Thompson says outdoor amenities such as the National Mall, a two-mile greenway that stretches from the Lincoln Memorial to the U.S. Capitol, offer great exercise opportunities. "Go out to the Mall any day between 11 a.m. and 1:30 p.m. and you'll find literally hundreds of joggers or people out for a walk," he says.
Fittest city in America: Minneapolis-St. Paul
The Minneapolis-St. Paul area has no twin when it comes to fitness, topping the AFI list for three years running.
Thompson says the Twin Cities rank No. 1 thanks to high levels of both fitness-friendly facilities and personal-health statistics.
For instance, the Minneapolis region has the lowest cardiovascular-disease-fatality rate of any city studied: 118.8 deaths per year for every 100,000 residents). The community also has one of the smallest percentages of people with angina/coronary heart disease, as well as some of the highest levels of residents who report "excellent" or "very good" health.

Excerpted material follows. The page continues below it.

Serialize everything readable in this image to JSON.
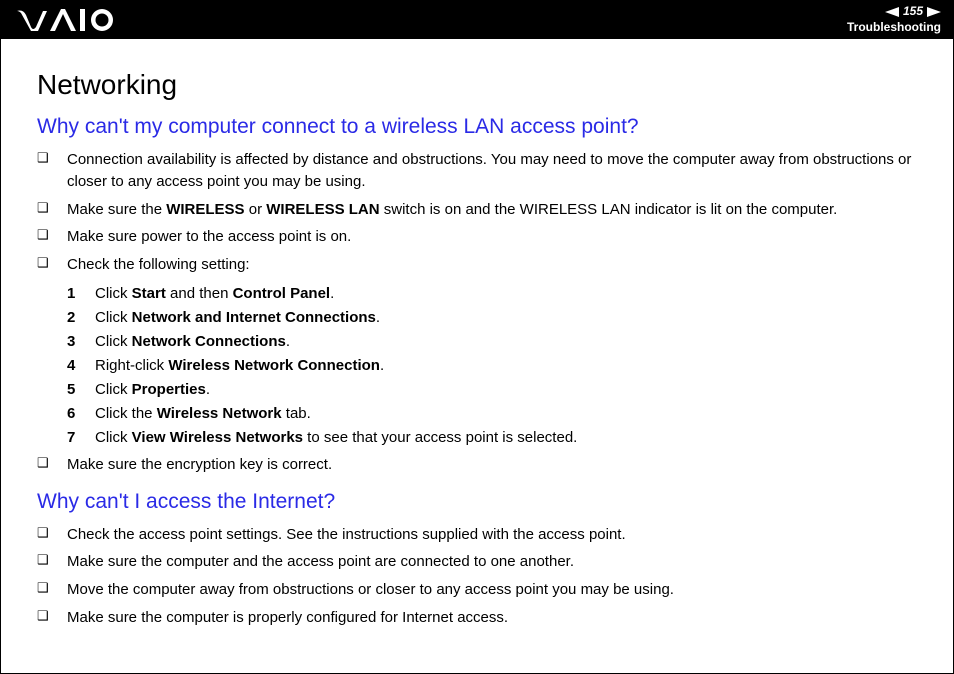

Additionally, Minneapolis residents have access to the highest per-capita number of baseball fields and recreation centers, as well as to above-average levels of dog parks, farmers' markets, golf courses, playgrounds, public parks and tennis courts.
Thompson says officials do a particularly good job of providing indoor facilities so locals can stay active during the winter. "They know it's going to be cold and snowy there three or four months a year, so they put resources into places where residents can exercise 365 days a year," he says.